-- Provided records --

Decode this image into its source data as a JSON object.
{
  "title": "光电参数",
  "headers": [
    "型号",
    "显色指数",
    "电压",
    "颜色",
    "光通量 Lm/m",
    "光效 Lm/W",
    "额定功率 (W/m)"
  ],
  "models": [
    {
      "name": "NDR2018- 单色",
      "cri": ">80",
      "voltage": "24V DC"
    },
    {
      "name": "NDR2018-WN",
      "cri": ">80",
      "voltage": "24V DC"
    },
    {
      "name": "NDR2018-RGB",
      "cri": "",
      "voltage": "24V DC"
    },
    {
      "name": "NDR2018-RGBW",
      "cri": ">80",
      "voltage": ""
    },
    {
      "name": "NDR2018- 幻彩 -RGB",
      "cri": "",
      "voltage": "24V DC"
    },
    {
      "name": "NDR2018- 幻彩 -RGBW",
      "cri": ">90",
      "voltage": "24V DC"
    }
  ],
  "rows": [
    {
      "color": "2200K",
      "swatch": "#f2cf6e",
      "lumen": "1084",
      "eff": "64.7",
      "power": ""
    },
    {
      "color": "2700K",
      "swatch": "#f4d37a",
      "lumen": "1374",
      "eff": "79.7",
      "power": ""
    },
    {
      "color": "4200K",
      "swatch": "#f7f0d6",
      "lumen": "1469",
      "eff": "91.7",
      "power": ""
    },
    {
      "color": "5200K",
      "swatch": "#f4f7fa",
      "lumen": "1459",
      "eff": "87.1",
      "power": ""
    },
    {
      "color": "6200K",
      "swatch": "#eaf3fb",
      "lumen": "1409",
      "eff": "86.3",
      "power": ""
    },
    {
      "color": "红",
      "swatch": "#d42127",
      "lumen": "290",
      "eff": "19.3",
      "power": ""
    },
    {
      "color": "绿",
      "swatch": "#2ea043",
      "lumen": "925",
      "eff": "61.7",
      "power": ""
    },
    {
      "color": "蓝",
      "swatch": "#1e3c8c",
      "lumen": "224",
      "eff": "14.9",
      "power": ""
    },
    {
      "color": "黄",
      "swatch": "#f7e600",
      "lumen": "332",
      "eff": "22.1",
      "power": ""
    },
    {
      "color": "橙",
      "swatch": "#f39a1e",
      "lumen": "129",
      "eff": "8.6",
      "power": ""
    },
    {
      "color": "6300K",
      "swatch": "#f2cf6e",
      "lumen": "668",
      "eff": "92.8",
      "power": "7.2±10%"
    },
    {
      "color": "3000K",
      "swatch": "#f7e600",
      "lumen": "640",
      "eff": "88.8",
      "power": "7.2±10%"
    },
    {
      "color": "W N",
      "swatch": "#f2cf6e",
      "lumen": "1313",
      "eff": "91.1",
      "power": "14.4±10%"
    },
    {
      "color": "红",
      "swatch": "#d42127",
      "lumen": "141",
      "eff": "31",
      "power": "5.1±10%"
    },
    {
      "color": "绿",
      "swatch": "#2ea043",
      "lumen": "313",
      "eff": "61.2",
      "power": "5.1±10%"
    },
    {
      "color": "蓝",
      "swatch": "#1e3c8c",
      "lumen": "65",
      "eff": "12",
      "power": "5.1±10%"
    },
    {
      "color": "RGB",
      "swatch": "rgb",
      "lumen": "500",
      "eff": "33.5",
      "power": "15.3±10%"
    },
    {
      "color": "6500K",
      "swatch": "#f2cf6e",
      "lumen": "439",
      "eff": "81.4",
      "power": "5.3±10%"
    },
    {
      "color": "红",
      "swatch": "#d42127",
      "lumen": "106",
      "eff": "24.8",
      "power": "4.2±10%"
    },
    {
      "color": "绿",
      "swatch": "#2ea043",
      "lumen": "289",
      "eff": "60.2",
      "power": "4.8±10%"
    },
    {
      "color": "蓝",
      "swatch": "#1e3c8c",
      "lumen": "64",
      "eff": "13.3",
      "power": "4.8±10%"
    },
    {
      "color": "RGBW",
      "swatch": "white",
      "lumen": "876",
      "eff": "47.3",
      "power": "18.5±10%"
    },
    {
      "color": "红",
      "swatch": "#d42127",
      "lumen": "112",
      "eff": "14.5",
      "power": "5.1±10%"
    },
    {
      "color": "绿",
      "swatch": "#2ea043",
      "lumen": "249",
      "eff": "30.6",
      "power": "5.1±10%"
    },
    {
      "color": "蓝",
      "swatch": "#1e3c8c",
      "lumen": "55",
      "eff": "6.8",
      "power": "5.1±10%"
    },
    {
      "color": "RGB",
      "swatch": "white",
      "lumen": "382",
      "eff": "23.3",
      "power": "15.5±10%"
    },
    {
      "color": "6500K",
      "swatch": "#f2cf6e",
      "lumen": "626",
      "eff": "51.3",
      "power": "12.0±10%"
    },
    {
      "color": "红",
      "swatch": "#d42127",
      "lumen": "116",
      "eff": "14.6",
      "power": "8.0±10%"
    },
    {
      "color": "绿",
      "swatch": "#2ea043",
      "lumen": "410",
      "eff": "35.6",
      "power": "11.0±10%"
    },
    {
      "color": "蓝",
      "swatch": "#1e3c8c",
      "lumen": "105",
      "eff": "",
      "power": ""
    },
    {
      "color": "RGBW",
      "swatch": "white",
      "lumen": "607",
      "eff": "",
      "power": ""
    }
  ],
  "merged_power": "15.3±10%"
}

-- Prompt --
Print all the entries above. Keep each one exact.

-- Finished exercise --
Decode this image into its source data as a JSON object.
{
  "title": "光电参数",
  "headers": [
    "型号",
    "显色指数",
    "电压",
    "颜色",
    "光通量 Lm/m",
    "光效 Lm/W",
    "额定功率 (W/m)"
  ],
  "models": [
    {
      "name": "NDR2018- 单色",
      "cri": ">80",
      "voltage": "24V DC"
    },
    {
      "name": "NDR2018-WN",
      "cri": ">80",
      "voltage": "24V DC"
    },
    {
      "name": "NDR2018-RGB",
      "cri": "",
      "voltage": "24V DC"
    },
    {
      "name": "NDR2018-RGBW",
      "cri": ">80",
      "voltage": ""
    },
    {
      "name": "NDR2018- 幻彩 -RGB",
      "cri": "",
      "voltage": "24V DC"
    },
    {
      "name": "NDR2018- 幻彩 -RGBW",
      "cri": ">90",
      "voltage": "24V DC"
    }
  ],
  "rows": [
    {
      "color": "2200K",
      "swatch": "#f2cf6e",
      "lumen": "1084",
      "eff": "64.7",
      "power": ""
    },
    {
      "color": "2700K",
      "swatch": "#f4d37a",
      "lumen": "1374",
      "eff": "79.7",
      "power": ""
    },
    {
      "color": "4200K",
      "swatch": "#f7f0d6",
      "lumen": "1469",
      "eff": "91.7",
      "power": ""
    },
    {
      "color": "5200K",
      "swatch": "#f4f7fa",
      "lumen": "1459",
      "eff": "87.1",
      "power": ""
    },
    {
      "color": "6200K",
      "swatch": "#eaf3fb",
      "lumen": "1409",
      "eff": "86.3",
      "power": ""
    },
    {
      "color": "红",
      "swatch": "#d42127",
      "lumen": "290",
      "eff": "19.3",
      "power": ""
    },
    {
      "color": "绿",
      "swatch": "#2ea043",
      "lumen": "925",
      "eff": "61.7",
      "power": ""
    },
    {
      "color": "蓝",
      "swatch": "#1e3c8c",
      "lumen": "224",
      "eff": "14.9",
      "power": ""
    },
    {
      "color": "黄",
      "swatch": "#f7e600",
      "lumen": "332",
      "eff": "22.1",
      "power": ""
    },
    {
      "color": "橙",
      "swatch": "#f39a1e",
      "lumen": "129",
      "eff": "8.6",
      "power": ""
    },
    {
      "color": "6300K",
      "swatch": "#f2cf6e",
      "lumen": "668",
      "eff": "92.8",
      "power": "7.2±10%"
    },
    {
      "color": "3000K",
      "swatch": "#f7e600",
      "lumen": "640",
      "eff": "88.8",
      "power": "7.2±10%"
    },
    {
      "color": "W N",
      "swatch": "#f2cf6e",
      "lumen": "1313",
      "eff": "91.1",
      "power": "14.4±10%"
    },
    {
      "color": "红",
      "swatch": "#d42127",
      "lumen": "141",
      "eff": "31",
      "power": "5.1±10%"
    },
    {
      "color": "绿",
      "swatch": "#2ea043",
      "lumen": "313",
      "eff": "61.2",
      "power": "5.1±10%"
    },
    {
      "color": "蓝",
      "swatch": "#1e3c8c",
      "lumen": "65",
      "eff": "12",
      "power": "5.1±10%"
    },
    {
      "color": "RGB",
      "swatch": "rgb",
      "lumen": "500",
      "eff": "33.5",
      "power": "15.3±10%"
    },
    {
      "color": "6500K",
      "swatch": "#f2cf6e",
      "lumen": "439",
      "eff": "81.4",
      "power": "5.3±10%"
    },
    {
      "color": "红",
      "swatch": "#d42127",
      "lumen": "106",
      "eff": "24.8",
      "power": "4.2±10%"
    },
    {
      "color": "绿",
      "swatch": "#2ea043",
      "lumen": "289",
      "eff": "60.2",
      "power": "4.8±10%"
    },
    {
      "color": "蓝",
      "swatch": "#1e3c8c",
      "lumen": "64",
      "eff": "13.3",
      "power": "4.8±10%"
    },
    {
      "color": "RGBW",
      "swatch": "white",
      "lumen": "876",
      "eff": "47.3",
      "power": "18.5±10%"
    },
    {
      "color": "红",
      "swatch": "#d42127",
      "lumen": "112",
      "eff": "14.5",
      "power": "5.1±10%"
    },
    {
      "color": "绿",
      "swatch": "#2ea043",
      "lumen": "249",
      "eff": "30.6",
      "power": "5.1±10%"
    },
    {
      "color": "蓝",
      "swatch": "#1e3c8c",
      "lumen": "55",
      "eff": "6.8",
      "power": "5.1±10%"
    },
    {
      "color": "RGB",
      "swatch": "white",
      "lumen": "382",
      "eff": "23.3",
      "power": "15.5±10%"
    },
    {
      "color": "6500K",
      "swatch": "#f2cf6e",
      "lumen": "626",
      "eff": "51.3",
      "power": "12.0±10%"
    },
    {
      "color": "红",
      "swatch": "#d42127",
      "lumen": "116",
      "eff": "14.6",
      "power": "8.0±10%"
    },
    {
      "color": "绿",
      "swatch": "#2ea043",
      "lumen": "410",
      "eff": "35.6",
      "power": "11.0±10%"
    },
    {
      "color": "蓝",
      "swatch": "#1e3c8c",
      "lumen": "105",
      "eff": "",
      "power": ""
    },
    {
      "color": "RGBW",
      "swatch": "white",
      "lumen": "607",
      "eff": "",
      "power": ""
    }
  ],
  "merged_power": "15.3±10%"
}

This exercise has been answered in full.